Josh, Lilli, Kaia and Cora, four legged furry pals from a certified therapy dog volunteer organization, dropped in to see the team at the U.S. Army Corps of Engineers Hawai‘i Wildfire Recovery Field Office in Kiehi, Hawai‘i, Oct. 24.
Each year, USACE deploys hundreds of trained personnel and resources across the United States and its territories to respond to emergencies and aid in disaster response and recovery.
USACE emergency responders often work 12-hour days, seven days a week for months at a time, in high-stress, pressure-filled environments; and at times may have to navigate difficult situations. As a result, deployments can be emotionally challenging and isolating for some.
To help employees overcome some of the challenges associated with disaster events, USACE deploys the Critical Incident Stress Management program. CISM is a peer-driven stress management program that combines pre-crisis preparation, stress education and post-event response to help people recover more quickly from abnormally stressful job-related incidents.
Bringing in therapy dogs is a new stress-relieving method that CISM has recently incorporated, when available. These furry friends have been widely used within the healthcare industry and within some branches of the armed forces for years but are a new addition to USACE.
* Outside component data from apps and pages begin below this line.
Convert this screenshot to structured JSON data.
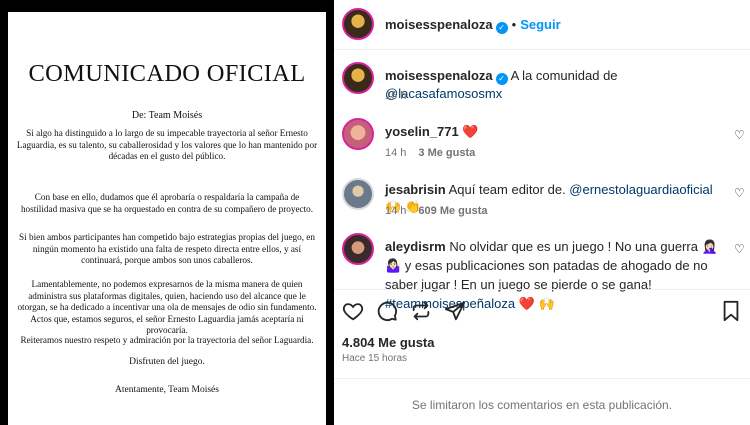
{
  "document": {
    "title": "COMUNICADO OFICIAL",
    "from": "De: Team Moisés",
    "paragraphs": [
      "Si algo ha distinguido a lo largo de su impecable trayectoria al señor Ernesto Laguardia, es su talento, su caballerosidad y los valores que lo han mantenido por décadas en el gusto del público.",
      "Con base en ello, dudamos que él aprobaría o respaldaría la campaña de hostilidad masiva que se ha orquestado en contra de su compañero de proyecto.",
      "Si bien ambos participantes han competido bajo estrategias propias del juego, en ningún momento ha existido una falta de respeto directa entre ellos, y así continuará, porque ambos son unos caballeros.",
      "Lamentablemente, no podemos expresarnos de la misma manera de quien administra sus plataformas digitales, quien, haciendo uso del alcance que le otorgan, se ha dedicado a incentivar una ola de mensajes de odio sin fundamento. Actos que, estamos seguros, el señor Ernesto Laguardia jamás aceptaría ni provocaría.",
      "Reiteramos nuestro respeto y admiración por la trayectoria del señor Laguardia."
    ],
    "enjoy": "Disfruten del juego.",
    "signature": "Atentamente, Team Moisés"
  },
  "header": {
    "username": "moisesspenaloza",
    "dot": "•",
    "follow_label": "Seguir"
  },
  "caption": {
    "username": "moisesspenaloza",
    "text": "A la comunidad de ",
    "mention": "@lacasafamososmx",
    "time": "15 h"
  },
  "comments": [
    {
      "username": "yoselin_771",
      "text": "❤️",
      "time": "14 h",
      "likes": "3 Me gusta"
    },
    {
      "username": "jesabrisin",
      "text": "Aquí team editor de. ",
      "mention": "@ernestolaguardiaoficial",
      "emoji": " 🙌 👏",
      "time": "14 h",
      "likes": "609 Me gusta"
    },
    {
      "username": "aleydisrm",
      "text": "No olvidar que es un juego ! No una guerra 🤦🏻‍♀️ 🤷🏻‍♀️ y esas publicaciones son patadas de ahogado de no saber jugar ! En un juego se pierde o se gana! ",
      "hashtag": "#teammoisespeñaloza",
      "emoji": " ❤️ 🙌"
    }
  ],
  "stats": {
    "likes": "4.804 Me gusta",
    "ago": "Hace 15 horas",
    "comments_limited": "Se limitaron los comentarios en esta publicación."
  },
  "icons": {
    "verified": "✓",
    "heart_small": "♡"
  }
}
According to the Journal of Mental Health, interaction with therapy dogs releases endorphins, reduces stress and anxiety, and lowers blood pressure.
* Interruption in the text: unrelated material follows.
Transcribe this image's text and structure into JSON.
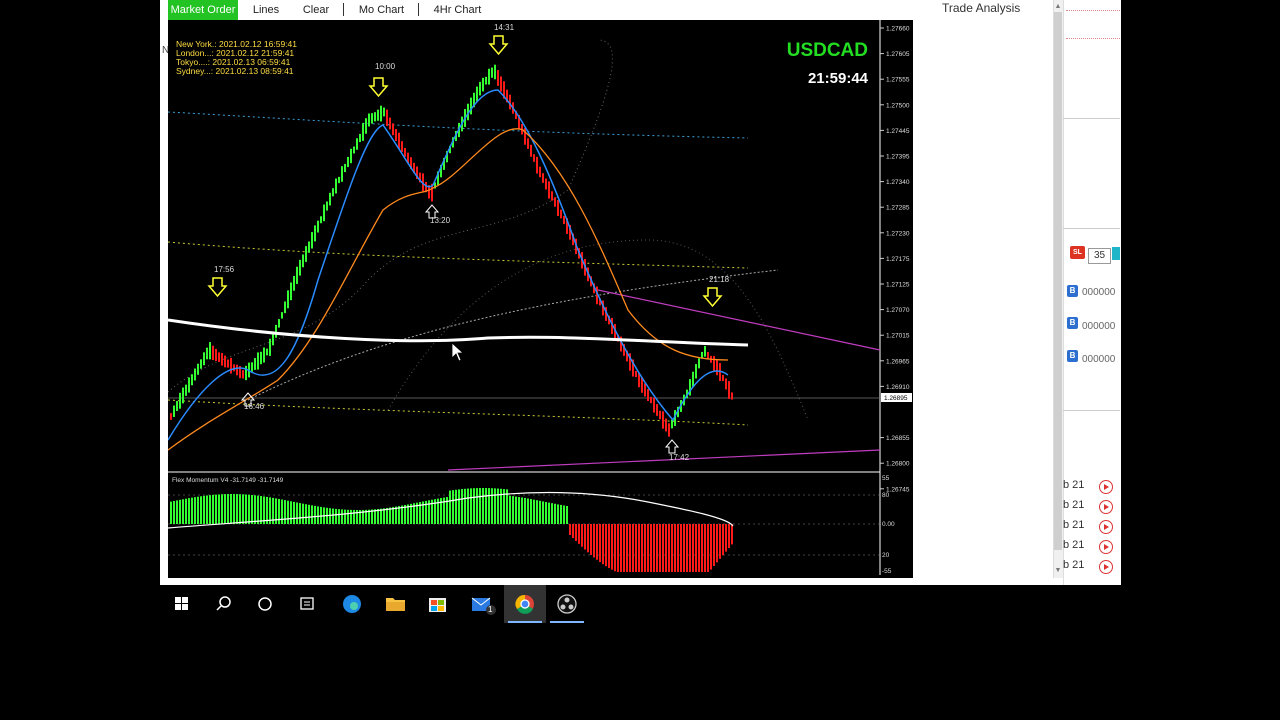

“Some people are not comfortable communicating their feelings so petting a dog helps them relax,” said Angela Stone, a USACE critical incident stress management peer supporter from the Little Rock District. “The dogs have a calming effect and act as a stress reliever.”
“Even though some people may not feel comfortable coming to talk to us initially, the dogs help to open the door for conversation,” added Jeff Nelson, CISM peer supporter from the Rock Island District.
USACE does not have its own therapy dogs, so CISM relies on the help of local volunteer organizations to assist, and two local Maui organizations answered the call.
Employees took small breaks throughout the morning to play, pet, or just sit with the dogs. Amy Murphy, a USACE geographer deployed to the RFO said having the dogs here brought joy, happiness, and a piece of home into the RFO.
“Most people love animals. They miss their pets, so this gives them a little bit of normalcy,” said Stone.
The CISM team is comprised of USACE employees who volunteer to help their fellow teammates. Armed with specialized training, peer supporters are equipped to assist deployed personnel with managing stressful situations.
The program offers resilience and stress education, one-on-one confidential support, emergency mobilization, employee assistance program referral, and personal resiliency training.
For more information about the CISM program visit https://usace.dps.mil/sites/KMP/SitePages/CISM.aspx